Professors today have a growing number of tools available to educate the public, from online courses to blogs to social media. Yet academics have been slow to cast pearls through Twitter and Facebook. Likewise, it was TED Talks by nonscholars that made lectures fun to watch (but I owe a shout-out to the Teaching Company’s lectures, which have enlivened our family’s car rides).
I write this in sorrow, for I considered an academic career and deeply admire the wisdom found on university campuses. So, professors, don’t cloister yourselves like medieval monks — we need you!
Although he may have painted with too broad of a brush, he is right that the aim of the professor should be to get the information out to the general public. One of the best ways to do this is on social media.
The younger generation of teachers, scholars, and leaders should be present on social media sites and work towards molding their research into understandable language for the general public.
Seminary professors have a special “in” to the general public if they are involved in their churches as they should be.
Many academicians disagreed with Kristof’s analysis and the NYT published some of the responses. Tim Iglesias, who was more favorable to the idea, had the following suggestion.
As an academic who struggles with the problem that Nicholas Kristof so carefully examines, I have a simple suggestion. Each worthy idea should have three incarnations: one directed to scholars, one directed to practitioners in the relevant field and one directed to the general public.
Performing this task requires appropriate translation of the insight for the three audiences and editing for three distinct publications or venues. It’s time-consuming but rewarding. It helps if one’s employer shares this vision. Some institutions even use “knowledge translators” to make this happen.
I think his three-fold division is helpful and something that professors should use.
Peter Leithart has an excellent article in Canon & Culture (a blog of the ERLC) arguing that according to the Scriptures, the martyrs wear the crown.
American Christians are often dismissive of symbolism in politics. We’re interested in substance, by which we mean the nuts and bolts of policy, law, political principle, message and governance. We’re tempted to dismiss political symbolism as an unfortunate feature of our media-saturated age, when people are too distracted by their ubiquitous glimmering screens to pay much mind to gritty and unglossy realities.
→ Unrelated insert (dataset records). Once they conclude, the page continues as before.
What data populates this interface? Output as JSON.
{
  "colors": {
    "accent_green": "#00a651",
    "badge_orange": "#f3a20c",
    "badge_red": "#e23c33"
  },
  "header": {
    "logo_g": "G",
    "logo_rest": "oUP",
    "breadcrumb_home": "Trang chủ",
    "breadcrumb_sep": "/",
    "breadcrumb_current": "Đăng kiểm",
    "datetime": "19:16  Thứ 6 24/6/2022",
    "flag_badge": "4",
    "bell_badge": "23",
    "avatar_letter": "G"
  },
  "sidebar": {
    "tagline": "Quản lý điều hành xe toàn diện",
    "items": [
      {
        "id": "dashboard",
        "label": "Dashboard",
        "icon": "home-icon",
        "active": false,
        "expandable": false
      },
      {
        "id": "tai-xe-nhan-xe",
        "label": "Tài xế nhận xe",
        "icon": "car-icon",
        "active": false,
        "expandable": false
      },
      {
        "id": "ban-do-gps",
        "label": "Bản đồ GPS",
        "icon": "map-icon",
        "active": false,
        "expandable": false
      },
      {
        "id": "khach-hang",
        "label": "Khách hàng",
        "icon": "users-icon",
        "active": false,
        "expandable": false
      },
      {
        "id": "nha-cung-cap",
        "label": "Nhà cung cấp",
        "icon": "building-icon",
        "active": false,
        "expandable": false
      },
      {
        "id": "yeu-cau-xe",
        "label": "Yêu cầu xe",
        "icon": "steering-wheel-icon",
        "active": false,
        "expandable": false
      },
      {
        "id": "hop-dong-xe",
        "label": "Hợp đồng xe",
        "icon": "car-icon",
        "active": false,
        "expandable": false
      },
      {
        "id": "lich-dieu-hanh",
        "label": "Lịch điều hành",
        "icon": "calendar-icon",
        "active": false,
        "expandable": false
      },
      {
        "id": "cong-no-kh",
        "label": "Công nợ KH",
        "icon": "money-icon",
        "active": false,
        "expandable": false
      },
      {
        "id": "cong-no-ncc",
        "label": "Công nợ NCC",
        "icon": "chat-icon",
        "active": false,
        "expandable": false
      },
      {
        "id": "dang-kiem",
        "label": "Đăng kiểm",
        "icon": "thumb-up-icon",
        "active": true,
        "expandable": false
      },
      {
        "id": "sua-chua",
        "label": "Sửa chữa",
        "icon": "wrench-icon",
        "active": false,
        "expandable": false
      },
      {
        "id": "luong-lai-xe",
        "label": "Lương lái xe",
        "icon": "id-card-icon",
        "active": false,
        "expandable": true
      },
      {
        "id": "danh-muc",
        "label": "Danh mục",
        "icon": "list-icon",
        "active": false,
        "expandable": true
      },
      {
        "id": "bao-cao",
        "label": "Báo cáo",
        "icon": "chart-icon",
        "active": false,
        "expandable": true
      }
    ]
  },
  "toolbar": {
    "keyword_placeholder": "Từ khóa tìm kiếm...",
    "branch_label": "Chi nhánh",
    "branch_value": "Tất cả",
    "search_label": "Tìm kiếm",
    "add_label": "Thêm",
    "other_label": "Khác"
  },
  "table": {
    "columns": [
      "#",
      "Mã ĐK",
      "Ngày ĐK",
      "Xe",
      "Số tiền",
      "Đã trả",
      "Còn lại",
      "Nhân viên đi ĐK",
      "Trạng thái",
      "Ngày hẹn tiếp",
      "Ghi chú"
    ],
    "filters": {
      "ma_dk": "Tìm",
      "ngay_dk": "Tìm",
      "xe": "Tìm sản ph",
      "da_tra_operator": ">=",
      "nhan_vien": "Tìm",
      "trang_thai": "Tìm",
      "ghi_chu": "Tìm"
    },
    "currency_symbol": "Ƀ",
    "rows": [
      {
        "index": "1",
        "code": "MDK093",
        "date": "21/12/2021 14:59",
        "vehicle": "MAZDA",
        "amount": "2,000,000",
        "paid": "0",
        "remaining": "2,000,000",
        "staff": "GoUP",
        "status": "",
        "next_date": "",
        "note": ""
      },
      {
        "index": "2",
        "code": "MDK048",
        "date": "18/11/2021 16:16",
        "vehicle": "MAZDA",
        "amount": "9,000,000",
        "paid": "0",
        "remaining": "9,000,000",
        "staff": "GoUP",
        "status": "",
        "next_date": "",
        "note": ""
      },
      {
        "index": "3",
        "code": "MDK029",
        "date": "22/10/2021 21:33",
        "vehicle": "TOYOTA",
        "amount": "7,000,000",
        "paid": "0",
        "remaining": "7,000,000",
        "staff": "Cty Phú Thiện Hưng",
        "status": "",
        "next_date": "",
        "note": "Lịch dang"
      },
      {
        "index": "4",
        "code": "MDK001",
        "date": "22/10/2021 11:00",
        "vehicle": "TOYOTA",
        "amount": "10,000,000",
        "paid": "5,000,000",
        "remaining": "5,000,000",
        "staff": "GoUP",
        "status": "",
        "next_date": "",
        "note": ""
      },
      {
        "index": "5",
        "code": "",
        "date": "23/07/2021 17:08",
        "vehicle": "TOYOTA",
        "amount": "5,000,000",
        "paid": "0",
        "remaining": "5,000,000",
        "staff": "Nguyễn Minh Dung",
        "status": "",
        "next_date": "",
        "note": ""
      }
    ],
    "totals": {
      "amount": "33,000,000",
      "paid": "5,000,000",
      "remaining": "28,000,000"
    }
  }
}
This perspective is deeply unhistorical. Politics always has been infused with symbols. Punishment is as substantial a political act as you can find, as Michel Foucault noted, until the eighteenth-century public executions were forms of drama as much as deterrents. Ancient Romans crucified rebellious slaves, saying in effect, “You want everyone to look up to you. We can arrange that.” Later Romans flayed Christians alive, poured salt and oil in their wounds and burned them at the stake, in a quasi-sacrificial procedure. Christians refused to sacrifice to the emperor and claimed to be “living sacrifices” to Christ, so the Romans designed executions of Christians to parody Christian beliefs.
Leithart goes onto say:
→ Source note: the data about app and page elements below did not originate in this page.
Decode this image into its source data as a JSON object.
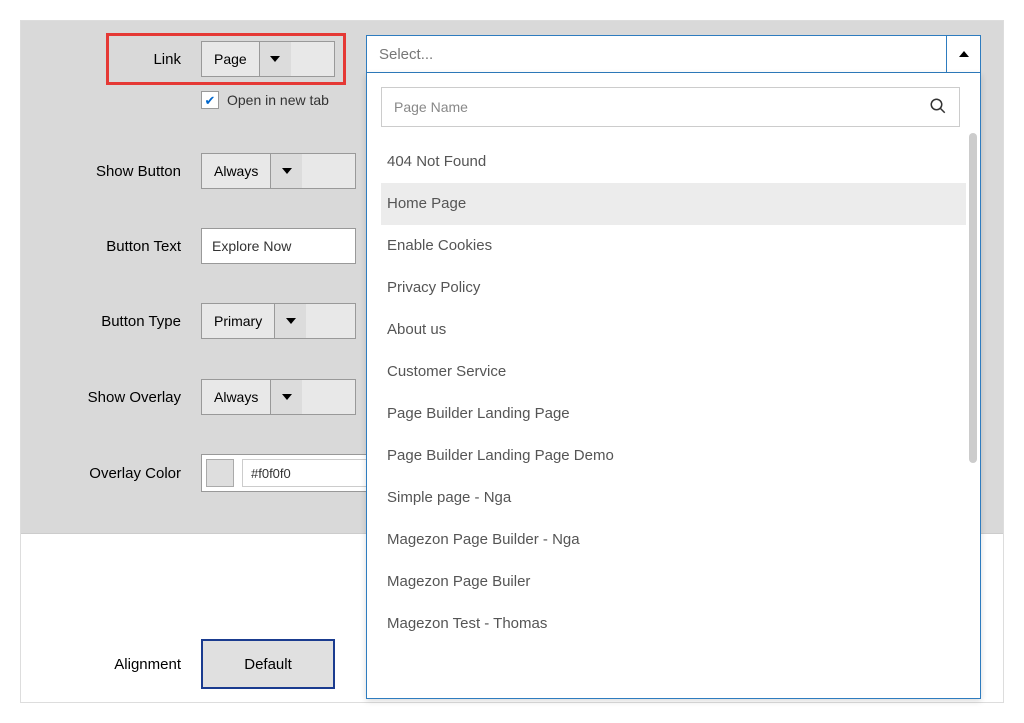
{
  "labels": {
    "link": "Link",
    "show_button": "Show Button",
    "button_text": "Button Text",
    "button_type": "Button Type",
    "show_overlay": "Show Overlay",
    "overlay_color": "Overlay Color",
    "alignment": "Alignment"
  },
  "fields": {
    "link_type": "Page",
    "open_new_tab_label": "Open in new tab",
    "show_button": "Always",
    "button_text": "Explore Now",
    "button_type": "Primary",
    "show_overlay": "Always",
    "overlay_color_hex": "#f0f0f0",
    "alignment": "Default"
  },
  "dropdown": {
    "placeholder": "Select...",
    "search_placeholder": "Page Name",
    "items": [
      "404 Not Found",
      "Home Page",
      "Enable Cookies",
      "Privacy Policy",
      "About us",
      "Customer Service",
      "Page Builder Landing Page",
      "Page Builder Landing Page Demo",
      "Simple page - Nga",
      "Magezon Page Builder - Nga",
      "Magezon Page Builer",
      "Magezon Test - Thomas"
    ],
    "hovered_index": 1
  },
  "colors": {
    "overlay_swatch": "#dedede"
  }
}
Arguments won’t turn the tide. We need to fight symbols with symbols, stories with better stories, encouraged by the recollection that injustices and tyrannies have been toppled more often by symbols than by swords or bombs.
Above all, we need to grasp the political potency of courageous testimony or, to use the biblical term, martyria.
Anyone who witnesses against this tyranny risks paying a heavy price. Speak out against sodomy, and you’ll lose your cooking show and never be a reality star on A&E. You’ll risk being labeled a bigot and having your reputation and life shredded. The GOP will buckle; if you pay close attention, you can hear it buckling as you read. Pastors and other Christian leaders will be tempted to hedge and accommodate to the new sexual orthodoxy. Christians who hold to biblical sexual standards will be mighty lonely.
But faithful witnesses will speak, and they will speak knowing that lasting political effects go to those who are willing to sacrifice reputation and stature and even their lives to tell the truth to and about power. Ultimately, the martyrs will wear the crowns.